Develop a secure seat, strong legs and incredible rhythm with these equestrian exercises.
By Tara Matsler | December 12, 2015
How does that quote go? “Hard work beats talent when talent doesn’t work hard.” Tim Notke hit the nail right on the head.
While your competition is sitting around the house, waiting for warmer weather before they get back to riding, you’re already strategizing for how you’re going to dominate in 2016.
To help get you into show shape, we put together a three-part blog series for equestrians. (Check out “Seven Drills for Correct Riding Position” and “12 Yoga Tips for Equestrians,” too.) Here, we focus on developing a secure seat, strong legs and incredible rhythm. Be sure to click each link for more information on how to succeed at that exercise.
- Trot figure-eights with one hand on your hip. When done properly, this exercise will bring your outside shoulder forward, holding your inside shoulder up.
- Make a game out of no-stirrup (or no-iron) work. If you do little bits without stirrups, you don’t wear out, and pretty soon you can do this more often and for longer.
- Instead of standard posting, try “down, up, up.” You can also do “up, down, down.” The main trick is not to throw yourself back down into the saddle.
- Do the “rope twirl.” For this killer trick to improve your rhythm, start trotting your horse. Take your arm and swing it over your head, as if you have a rope in it. Swing in rhythm with the horse’s feet.
- Then try the “propeller twirl.” Ask a friend to longe your horse. While you’re horseback, hold your arms out to the side and swing them like propellers in time to the trot. As the horse’s inside front foot hits the ground, your arms should swing with the diagonal beat of the horse toward that front foot. As the outside foot hits the ground, swing your body to the outside.

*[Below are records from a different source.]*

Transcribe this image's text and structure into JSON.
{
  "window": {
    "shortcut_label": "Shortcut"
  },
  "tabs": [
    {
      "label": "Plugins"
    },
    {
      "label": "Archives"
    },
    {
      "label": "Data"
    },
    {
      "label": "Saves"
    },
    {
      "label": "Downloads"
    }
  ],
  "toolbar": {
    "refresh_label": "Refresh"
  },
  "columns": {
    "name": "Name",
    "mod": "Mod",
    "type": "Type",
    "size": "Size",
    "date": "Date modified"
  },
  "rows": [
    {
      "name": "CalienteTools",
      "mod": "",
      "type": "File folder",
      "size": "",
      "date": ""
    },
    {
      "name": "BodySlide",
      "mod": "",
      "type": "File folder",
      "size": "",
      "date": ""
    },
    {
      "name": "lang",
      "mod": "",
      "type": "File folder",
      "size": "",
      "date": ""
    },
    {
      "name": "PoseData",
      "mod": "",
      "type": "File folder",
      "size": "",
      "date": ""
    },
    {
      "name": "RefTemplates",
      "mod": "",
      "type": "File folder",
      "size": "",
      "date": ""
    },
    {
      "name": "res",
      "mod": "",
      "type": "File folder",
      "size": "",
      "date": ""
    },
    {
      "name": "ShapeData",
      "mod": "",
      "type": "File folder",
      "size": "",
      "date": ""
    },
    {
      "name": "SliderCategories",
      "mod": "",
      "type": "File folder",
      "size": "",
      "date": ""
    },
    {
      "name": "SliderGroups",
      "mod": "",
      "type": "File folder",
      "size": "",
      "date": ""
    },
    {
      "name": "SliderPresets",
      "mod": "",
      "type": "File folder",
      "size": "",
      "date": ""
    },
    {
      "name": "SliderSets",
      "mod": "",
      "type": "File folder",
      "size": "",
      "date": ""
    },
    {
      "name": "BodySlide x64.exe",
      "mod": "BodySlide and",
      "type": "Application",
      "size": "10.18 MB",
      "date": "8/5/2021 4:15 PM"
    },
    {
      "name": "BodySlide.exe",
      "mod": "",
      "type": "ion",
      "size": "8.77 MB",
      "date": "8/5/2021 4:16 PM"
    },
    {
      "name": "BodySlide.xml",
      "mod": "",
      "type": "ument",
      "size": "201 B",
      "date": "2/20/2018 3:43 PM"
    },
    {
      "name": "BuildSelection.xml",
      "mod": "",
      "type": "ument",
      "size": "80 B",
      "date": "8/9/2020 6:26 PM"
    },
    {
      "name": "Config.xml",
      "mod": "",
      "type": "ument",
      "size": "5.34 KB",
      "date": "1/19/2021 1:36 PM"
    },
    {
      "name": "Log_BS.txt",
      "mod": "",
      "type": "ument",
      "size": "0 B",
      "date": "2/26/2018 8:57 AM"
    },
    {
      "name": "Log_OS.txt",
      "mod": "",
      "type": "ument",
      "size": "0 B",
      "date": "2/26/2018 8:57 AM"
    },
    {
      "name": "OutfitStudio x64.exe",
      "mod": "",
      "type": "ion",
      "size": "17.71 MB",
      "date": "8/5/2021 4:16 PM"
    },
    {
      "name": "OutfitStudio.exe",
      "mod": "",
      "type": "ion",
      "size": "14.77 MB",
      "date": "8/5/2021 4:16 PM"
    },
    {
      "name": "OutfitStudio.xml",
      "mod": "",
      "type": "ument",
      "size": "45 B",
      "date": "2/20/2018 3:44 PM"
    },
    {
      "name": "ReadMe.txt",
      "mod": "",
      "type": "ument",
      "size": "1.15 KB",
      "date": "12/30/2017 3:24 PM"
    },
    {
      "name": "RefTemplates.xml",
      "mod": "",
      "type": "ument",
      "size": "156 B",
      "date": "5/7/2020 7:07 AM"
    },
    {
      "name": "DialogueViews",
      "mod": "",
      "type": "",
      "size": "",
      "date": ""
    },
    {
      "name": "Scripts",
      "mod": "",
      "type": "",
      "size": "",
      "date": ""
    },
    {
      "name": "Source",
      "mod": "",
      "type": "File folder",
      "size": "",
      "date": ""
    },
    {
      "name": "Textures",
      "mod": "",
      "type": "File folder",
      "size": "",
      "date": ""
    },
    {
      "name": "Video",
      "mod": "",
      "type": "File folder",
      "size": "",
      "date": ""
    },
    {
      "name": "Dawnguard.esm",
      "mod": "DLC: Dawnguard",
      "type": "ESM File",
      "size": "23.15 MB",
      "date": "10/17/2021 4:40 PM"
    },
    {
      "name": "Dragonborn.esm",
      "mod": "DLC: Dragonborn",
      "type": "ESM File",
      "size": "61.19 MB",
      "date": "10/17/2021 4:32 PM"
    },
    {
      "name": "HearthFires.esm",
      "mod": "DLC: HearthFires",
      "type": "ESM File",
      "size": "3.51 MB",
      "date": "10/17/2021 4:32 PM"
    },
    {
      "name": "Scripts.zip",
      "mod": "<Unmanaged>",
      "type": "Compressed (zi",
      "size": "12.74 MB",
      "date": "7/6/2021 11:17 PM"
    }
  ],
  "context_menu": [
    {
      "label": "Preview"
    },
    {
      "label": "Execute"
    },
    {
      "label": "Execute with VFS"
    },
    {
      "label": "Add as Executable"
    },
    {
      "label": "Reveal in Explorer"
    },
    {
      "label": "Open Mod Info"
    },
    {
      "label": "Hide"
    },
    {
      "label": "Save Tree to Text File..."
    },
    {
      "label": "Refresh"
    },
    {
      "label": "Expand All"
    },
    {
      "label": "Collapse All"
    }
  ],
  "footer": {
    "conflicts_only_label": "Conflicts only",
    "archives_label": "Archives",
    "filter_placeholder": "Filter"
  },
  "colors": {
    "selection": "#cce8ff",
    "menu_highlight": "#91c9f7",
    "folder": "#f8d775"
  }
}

- Use this trick to develop a secure seat. Again, as your horseback with a friend longeing, drop your stirrups and hold your legs in different positions: one leg forward, one back, one or two knees up, etc. This establishes your seat as your source for balance.